Task brief
For the data that follows, report how many lines include the string "Output", and write the number alone.

Given records
<<<<

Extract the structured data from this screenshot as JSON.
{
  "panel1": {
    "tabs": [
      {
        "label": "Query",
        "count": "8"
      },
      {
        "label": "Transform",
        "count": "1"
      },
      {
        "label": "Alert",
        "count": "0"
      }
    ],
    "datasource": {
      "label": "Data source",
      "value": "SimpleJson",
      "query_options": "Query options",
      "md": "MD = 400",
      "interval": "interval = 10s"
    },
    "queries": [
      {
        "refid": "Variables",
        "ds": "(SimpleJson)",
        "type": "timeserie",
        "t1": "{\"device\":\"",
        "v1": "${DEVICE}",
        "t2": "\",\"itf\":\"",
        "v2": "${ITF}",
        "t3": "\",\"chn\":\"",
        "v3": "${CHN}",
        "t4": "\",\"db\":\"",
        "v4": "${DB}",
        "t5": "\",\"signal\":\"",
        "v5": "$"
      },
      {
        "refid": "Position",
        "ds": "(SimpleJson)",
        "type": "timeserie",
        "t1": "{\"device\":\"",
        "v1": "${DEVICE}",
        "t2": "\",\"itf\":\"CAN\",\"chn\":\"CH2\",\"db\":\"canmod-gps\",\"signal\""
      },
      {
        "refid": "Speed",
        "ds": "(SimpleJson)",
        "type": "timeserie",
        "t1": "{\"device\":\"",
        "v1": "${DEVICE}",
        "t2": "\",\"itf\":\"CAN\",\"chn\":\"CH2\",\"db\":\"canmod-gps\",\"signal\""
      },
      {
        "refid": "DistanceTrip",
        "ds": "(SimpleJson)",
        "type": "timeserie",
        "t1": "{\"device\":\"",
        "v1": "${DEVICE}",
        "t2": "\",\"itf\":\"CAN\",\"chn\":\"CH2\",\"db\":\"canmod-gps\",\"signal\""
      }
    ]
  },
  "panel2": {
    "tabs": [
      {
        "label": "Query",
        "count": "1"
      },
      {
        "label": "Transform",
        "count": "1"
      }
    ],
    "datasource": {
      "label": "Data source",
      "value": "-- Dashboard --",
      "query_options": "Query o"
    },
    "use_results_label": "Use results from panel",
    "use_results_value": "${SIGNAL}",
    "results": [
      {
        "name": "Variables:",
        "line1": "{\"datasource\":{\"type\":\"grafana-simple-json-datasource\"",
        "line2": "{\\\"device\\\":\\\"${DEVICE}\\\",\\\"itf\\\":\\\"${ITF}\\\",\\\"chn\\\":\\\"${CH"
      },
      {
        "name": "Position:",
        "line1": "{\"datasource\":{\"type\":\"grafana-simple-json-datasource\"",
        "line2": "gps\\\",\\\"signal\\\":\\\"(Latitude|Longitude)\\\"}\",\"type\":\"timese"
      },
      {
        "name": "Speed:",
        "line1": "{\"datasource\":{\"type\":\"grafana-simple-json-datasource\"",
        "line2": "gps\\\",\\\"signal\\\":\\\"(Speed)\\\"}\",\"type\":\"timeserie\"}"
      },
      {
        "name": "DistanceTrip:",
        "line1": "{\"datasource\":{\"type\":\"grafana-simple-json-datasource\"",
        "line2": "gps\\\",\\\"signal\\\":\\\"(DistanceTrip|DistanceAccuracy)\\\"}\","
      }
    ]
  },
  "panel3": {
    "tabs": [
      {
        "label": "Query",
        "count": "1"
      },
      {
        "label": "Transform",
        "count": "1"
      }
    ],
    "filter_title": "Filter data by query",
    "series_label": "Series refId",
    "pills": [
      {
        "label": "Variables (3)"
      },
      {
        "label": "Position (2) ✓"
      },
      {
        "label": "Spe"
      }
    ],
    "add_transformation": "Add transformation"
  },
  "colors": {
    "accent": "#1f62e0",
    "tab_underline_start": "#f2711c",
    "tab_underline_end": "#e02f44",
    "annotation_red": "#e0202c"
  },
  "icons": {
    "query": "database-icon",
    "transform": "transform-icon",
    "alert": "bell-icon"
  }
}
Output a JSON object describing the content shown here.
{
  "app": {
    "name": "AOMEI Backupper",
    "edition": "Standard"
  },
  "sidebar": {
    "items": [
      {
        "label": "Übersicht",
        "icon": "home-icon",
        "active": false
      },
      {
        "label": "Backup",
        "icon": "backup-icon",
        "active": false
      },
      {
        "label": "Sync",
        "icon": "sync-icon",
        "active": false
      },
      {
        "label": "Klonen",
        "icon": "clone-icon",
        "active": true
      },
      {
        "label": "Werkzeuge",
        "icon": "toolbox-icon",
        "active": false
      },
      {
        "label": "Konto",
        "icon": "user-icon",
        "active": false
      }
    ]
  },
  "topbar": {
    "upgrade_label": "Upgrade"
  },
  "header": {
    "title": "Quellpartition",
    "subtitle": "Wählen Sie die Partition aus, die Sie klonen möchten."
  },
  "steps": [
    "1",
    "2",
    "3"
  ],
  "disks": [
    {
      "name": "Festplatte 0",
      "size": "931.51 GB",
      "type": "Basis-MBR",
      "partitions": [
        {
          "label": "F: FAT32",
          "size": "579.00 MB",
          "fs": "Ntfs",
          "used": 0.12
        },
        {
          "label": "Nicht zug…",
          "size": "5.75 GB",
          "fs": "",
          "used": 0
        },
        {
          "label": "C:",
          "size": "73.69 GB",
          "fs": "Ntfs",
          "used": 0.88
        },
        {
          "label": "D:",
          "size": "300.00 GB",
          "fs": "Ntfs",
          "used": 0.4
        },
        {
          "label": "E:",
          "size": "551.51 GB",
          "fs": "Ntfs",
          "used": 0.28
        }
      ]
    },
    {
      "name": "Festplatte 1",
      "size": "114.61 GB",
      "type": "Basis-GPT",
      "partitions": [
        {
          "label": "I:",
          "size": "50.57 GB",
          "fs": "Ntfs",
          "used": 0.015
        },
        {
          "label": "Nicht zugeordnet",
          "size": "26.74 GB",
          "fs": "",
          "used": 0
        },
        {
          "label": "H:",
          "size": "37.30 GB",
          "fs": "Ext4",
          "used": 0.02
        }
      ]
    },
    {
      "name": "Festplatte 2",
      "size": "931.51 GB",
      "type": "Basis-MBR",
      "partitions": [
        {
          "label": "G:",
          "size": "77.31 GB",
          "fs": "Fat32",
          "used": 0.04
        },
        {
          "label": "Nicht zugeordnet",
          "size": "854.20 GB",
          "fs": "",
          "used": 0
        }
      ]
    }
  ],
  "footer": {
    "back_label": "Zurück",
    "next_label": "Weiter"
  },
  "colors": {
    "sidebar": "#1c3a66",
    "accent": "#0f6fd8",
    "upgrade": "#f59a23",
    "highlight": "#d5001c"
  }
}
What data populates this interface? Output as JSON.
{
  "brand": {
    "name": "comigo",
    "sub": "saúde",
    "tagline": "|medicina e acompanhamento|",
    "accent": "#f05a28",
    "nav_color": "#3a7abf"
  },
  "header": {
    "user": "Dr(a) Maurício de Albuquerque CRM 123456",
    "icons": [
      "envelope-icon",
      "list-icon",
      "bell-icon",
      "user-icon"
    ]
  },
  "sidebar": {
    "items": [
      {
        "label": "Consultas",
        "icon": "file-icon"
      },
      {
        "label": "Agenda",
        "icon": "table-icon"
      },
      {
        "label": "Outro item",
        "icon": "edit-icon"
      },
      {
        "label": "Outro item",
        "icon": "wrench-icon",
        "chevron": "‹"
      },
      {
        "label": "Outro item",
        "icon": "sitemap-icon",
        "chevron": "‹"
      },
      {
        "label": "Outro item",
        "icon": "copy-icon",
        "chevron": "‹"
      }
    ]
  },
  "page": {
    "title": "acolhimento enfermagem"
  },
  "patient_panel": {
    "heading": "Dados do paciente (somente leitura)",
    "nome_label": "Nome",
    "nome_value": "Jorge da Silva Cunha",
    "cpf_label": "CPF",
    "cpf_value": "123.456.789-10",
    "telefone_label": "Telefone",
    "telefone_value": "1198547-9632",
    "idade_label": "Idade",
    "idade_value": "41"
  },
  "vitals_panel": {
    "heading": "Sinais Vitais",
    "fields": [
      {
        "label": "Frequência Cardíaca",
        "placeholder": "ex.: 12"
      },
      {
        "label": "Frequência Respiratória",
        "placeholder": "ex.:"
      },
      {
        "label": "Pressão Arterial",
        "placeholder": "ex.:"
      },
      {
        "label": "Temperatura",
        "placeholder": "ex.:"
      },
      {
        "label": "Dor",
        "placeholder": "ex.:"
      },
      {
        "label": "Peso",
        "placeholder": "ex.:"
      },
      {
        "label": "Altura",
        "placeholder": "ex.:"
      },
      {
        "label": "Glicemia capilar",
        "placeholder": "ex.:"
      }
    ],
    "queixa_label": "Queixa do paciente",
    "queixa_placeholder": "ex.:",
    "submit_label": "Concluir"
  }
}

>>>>

Answer space
2